### Goal of the exercise
Your answer must be the data repeated exactly, with no pictures in it.
··········
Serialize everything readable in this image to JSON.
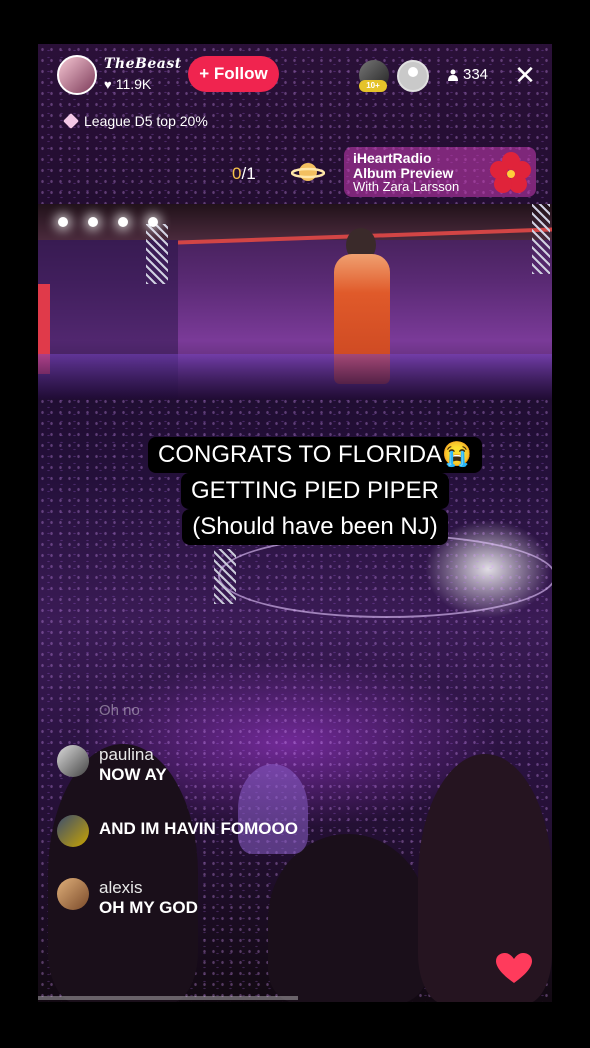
{
  "host": {
    "name": "TheBeast",
    "likes": "11.9K",
    "follow_label": "+ Follow"
  },
  "viewers": {
    "badge": "10+",
    "count": "334"
  },
  "league": {
    "text": "League D5 top 20%"
  },
  "pager": {
    "current": "0",
    "total": "/1"
  },
  "promo": {
    "line1": "iHeartRadio",
    "line2": "Album Preview",
    "line3": "With Zara Larsson"
  },
  "caption": {
    "lines": [
      "CONGRATS TO FLORIDA😭",
      "GETTING PIED PIPER",
      "(Should have been NJ)"
    ]
  },
  "comments": {
    "faint": "Oh no",
    "items": [
      {
        "user": "paulina",
        "message": "NOW AY"
      },
      {
        "user": "",
        "message": "AND IM HAVIN FOMOOO"
      },
      {
        "user": "alexis",
        "message": "OH MY GOD"
      }
    ]
  },
  "colors": {
    "follow": "#f0244f",
    "accent": "#f6c24a",
    "heart": "#ff3b5c",
    "promo": "#c83cb4"
  },
  "icons": [
    "heart-icon",
    "person-icon",
    "close-icon",
    "diamond-icon",
    "planet-icon",
    "hibiscus-icon",
    "heart-like-icon"
  ]
}
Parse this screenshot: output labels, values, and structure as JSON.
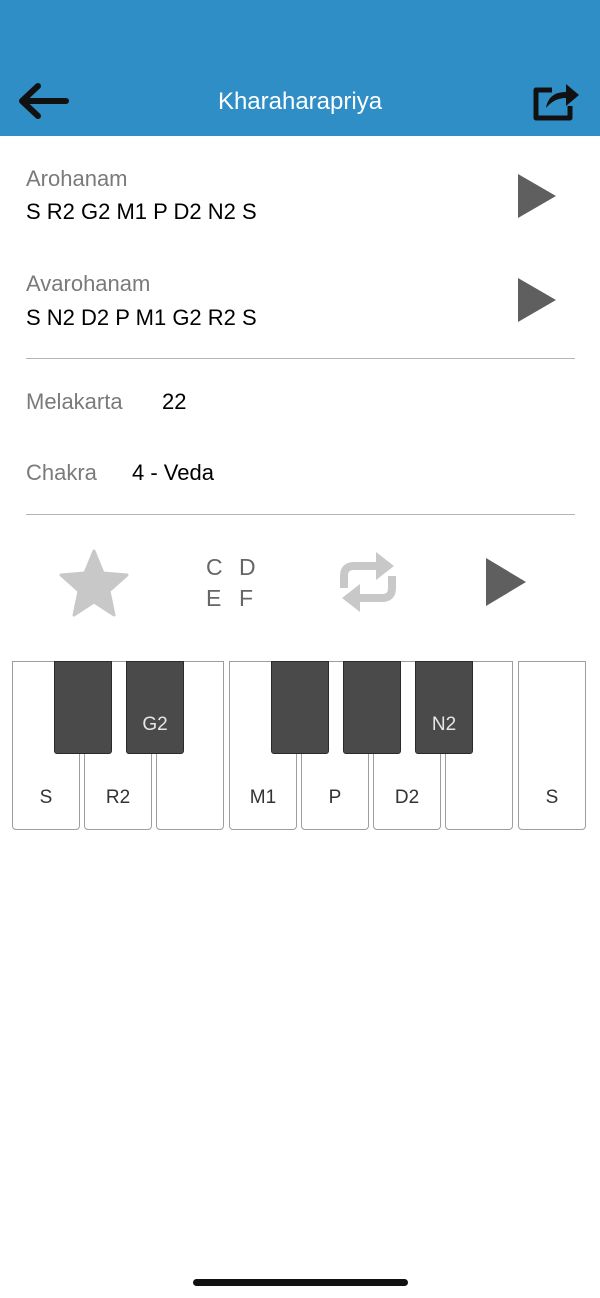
{
  "header": {
    "title": "Kharaharapriya",
    "back_icon": "arrow-left-icon",
    "share_icon": "share-icon",
    "background": "#2f8ec6"
  },
  "arohanam": {
    "label": "Arohanam",
    "notes": "S R2 G2 M1 P D2 N2 S",
    "play_icon": "play-icon"
  },
  "avarohanam": {
    "label": "Avarohanam",
    "notes": "S N2 D2 P M1 G2 R2 S",
    "play_icon": "play-icon"
  },
  "details": {
    "melakarta_label": "Melakarta",
    "melakarta_value": "22",
    "chakra_label": "Chakra",
    "chakra_value": "4 - Veda"
  },
  "controls": {
    "favorite_icon": "star-icon",
    "notes_grid": [
      "C",
      "D",
      "E",
      "F"
    ],
    "repeat_icon": "repeat-icon",
    "play_icon": "play-icon"
  },
  "keyboard": {
    "white_keys": [
      "S",
      "R2",
      "",
      "M1",
      "P",
      "D2",
      "",
      "S"
    ],
    "black_keys": [
      "",
      "G2",
      "",
      "",
      "N2"
    ]
  }
}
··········
### Final answer
Serialize everything readable in this image to JSON.
{
  "host": {
    "name": "TheBeast",
    "likes": "11.9K",
    "follow_label": "+ Follow"
  },
  "viewers": {
    "badge": "10+",
    "count": "334"
  },
  "league": {
    "text": "League D5 top 20%"
  },
  "pager": {
    "current": "0",
    "total": "/1"
  },
  "promo": {
    "line1": "iHeartRadio",
    "line2": "Album Preview",
    "line3": "With Zara Larsson"
  },
  "caption": {
    "lines": [
      "CONGRATS TO FLORIDA😭",
      "GETTING PIED PIPER",
      "(Should have been NJ)"
    ]
  },
  "comments": {
    "faint": "Oh no",
    "items": [
      {
        "user": "paulina",
        "message": "NOW AY"
      },
      {
        "user": "",
        "message": "AND IM HAVIN FOMOOO"
      },
      {
        "user": "alexis",
        "message": "OH MY GOD"
      }
    ]
  },
  "colors": {
    "follow": "#f0244f",
    "accent": "#f6c24a",
    "heart": "#ff3b5c",
    "promo": "#c83cb4"
  },
  "icons": [
    "heart-icon",
    "person-icon",
    "close-icon",
    "diamond-icon",
    "planet-icon",
    "hibiscus-icon",
    "heart-like-icon"
  ]
}
Parse this screenshot: output labels, values, and structure as JSON.
{
  "header": {
    "title": "Kharaharapriya",
    "back_icon": "arrow-left-icon",
    "share_icon": "share-icon",
    "background": "#2f8ec6"
  },
  "arohanam": {
    "label": "Arohanam",
    "notes": "S R2 G2 M1 P D2 N2 S",
    "play_icon": "play-icon"
  },
  "avarohanam": {
    "label": "Avarohanam",
    "notes": "S N2 D2 P M1 G2 R2 S",
    "play_icon": "play-icon"
  },
  "details": {
    "melakarta_label": "Melakarta",
    "melakarta_value": "22",
    "chakra_label": "Chakra",
    "chakra_value": "4 - Veda"
  },
  "controls": {
    "favorite_icon": "star-icon",
    "notes_grid": [
      "C",
      "D",
      "E",
      "F"
    ],
    "repeat_icon": "repeat-icon",
    "play_icon": "play-icon"
  },
  "keyboard": {
    "white_keys": [
      "S",
      "R2",
      "",
      "M1",
      "P",
      "D2",
      "",
      "S"
    ],
    "black_keys": [
      "",
      "G2",
      "",
      "",
      "N2"
    ]
  }
}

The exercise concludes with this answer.